SÃO PAULO, BRAZIL – Former Senator and 2010 presidential candidate Marina Silva will meet with members of the Partido Socialista Brasileiro (PSB) this week to define a mutual political platform just three days after Silva announced she was joining the country’s Socialist Party following her unsuccessful bid to establish an opposition political party.
Silva appeared alongside Pernambuco governor and president of the PSB, Eduardo Campos, in an October 5th event in Brasília to commemorate her participation in the elections under the PSB banner.
Thanking the PSB for its support, Silva affirmed that she will continue to voice the platform of the Rede Sustentabilidade, her pro-environment party that was rejected by Brazil’s Superior Electoral Court (TSE) on Thursday, October 3rd.
“I will continue to be the spokesperson of the Rede Sustentabilidade,” she told reporters last Saturday. “They thought they had defeated us, but we’re here to say that this alliance is not to destroy, but to construct. Our objective is neither opposition for the sake of opposition, nor situation by situation, it is to assume positions.”
In her remarks, Silva reiterated that her move represented a commitment to what she labeled as, her “clandestine political party” rather than a departure from her program. “This is not Marina entering a party to participate in the elections. This is Marina entering a party to seal the program of the Rede Sustentabilidade, and in the democratic discussion, strengthen the program of the candidacy that is already in place,” Silva affirmed.

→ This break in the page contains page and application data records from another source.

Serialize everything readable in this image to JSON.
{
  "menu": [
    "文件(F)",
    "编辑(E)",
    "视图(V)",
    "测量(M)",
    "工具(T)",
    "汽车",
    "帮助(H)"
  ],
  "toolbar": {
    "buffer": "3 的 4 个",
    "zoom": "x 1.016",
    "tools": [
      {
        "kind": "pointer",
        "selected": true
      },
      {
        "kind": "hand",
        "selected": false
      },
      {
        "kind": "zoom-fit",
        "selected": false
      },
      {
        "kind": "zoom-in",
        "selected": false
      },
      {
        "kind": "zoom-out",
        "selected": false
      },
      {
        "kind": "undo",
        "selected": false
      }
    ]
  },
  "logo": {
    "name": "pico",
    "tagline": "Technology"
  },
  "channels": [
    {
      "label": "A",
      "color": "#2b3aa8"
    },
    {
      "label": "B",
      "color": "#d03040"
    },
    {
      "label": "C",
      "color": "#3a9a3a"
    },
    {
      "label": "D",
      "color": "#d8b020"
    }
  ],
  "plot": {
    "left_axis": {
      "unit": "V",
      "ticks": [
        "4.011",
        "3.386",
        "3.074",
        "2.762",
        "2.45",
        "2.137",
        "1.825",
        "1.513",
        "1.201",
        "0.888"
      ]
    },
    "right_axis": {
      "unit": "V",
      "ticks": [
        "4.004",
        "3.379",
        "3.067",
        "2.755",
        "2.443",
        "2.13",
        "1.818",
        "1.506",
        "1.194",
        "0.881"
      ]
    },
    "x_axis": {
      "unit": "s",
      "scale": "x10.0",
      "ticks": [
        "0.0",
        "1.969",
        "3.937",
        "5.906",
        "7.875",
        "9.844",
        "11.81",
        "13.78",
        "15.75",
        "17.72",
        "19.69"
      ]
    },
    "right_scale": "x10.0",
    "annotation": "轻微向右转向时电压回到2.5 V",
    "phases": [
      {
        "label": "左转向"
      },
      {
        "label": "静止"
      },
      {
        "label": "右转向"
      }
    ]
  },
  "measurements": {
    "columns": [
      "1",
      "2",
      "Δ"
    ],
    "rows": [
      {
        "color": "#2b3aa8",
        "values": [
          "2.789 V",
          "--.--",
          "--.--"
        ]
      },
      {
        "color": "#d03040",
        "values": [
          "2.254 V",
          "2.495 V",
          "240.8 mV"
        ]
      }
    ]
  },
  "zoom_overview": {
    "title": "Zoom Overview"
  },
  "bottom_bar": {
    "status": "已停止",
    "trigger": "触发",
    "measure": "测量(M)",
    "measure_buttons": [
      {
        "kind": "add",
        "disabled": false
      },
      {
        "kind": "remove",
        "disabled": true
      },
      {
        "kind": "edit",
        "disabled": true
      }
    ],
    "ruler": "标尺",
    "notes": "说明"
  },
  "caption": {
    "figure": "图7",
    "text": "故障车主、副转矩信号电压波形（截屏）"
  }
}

The daughter of rubber tappers from the impoverished state of Acre, Silva served as Environment Minister for much of President Lula’s eight-year presidency. She received over nineteen percent of the popular vote in the 2010 presidential elections as part of Brazil’s Green Party (PV).
Brazilian presidential polls for September show Silva as a plausible alternative to President Dilma Rousseff, up for re-election next year, with 16 and 38 percent respectively. For Octavio Amorim Neto, Political Science professor at Fundação Gétulio Vargas (FGV) in Rio de Janeiro, Silva’s decision to join a new party was bold.
“It’s a daring and surprising maneuver to try to overcome what happened,” Neto said, referring to the TSE’s rejection. “The maneuver was skillful, but she did lose because [her candidacy] will not be under her own party,” adding that it is likely Silva will run as Eduardo Campos’s vice-president. Polls currently give Campos just four percent of support among the Brazilian electorate.
Reconciling Silva’s political objectives with her new party’s political platform will likely become an uphill battle, as the PSB has partnerships with conservative forces, such as Brazil’s powerful agribusiness lobby. However, Pedro Ivo, Rede’s coordinator of organization, was confident in front of the press on Saturday, stating that Silva’s supporters and the PSB would “create an ecological-socialist alliance.”
The PSB gives Silva the party organization and the capacity to build pacts with other parties. Silva, Neto believes, brings “her name, which is very well-known, her charisma and her focus” to her new party. The move strengthens the PSB and elevates its profile as a competitive contender to take down the political predominance of the ruling Workers’ Party (PT) and the Brazilian Social Democracy Party (PSDB), making next year’s election, in which Rousseff had once looked a clear winner, “more uncertain.”
However, her decision to join an established political party could damage her image as a fresh new voice in Brazilian politics without links to the political establishment. “This type of agreement takes away that aura of purity and novelty she had,” among young voters, Neto told The Rio Times in a phone interview. “She is playing the traditional game of Brazilian politics.”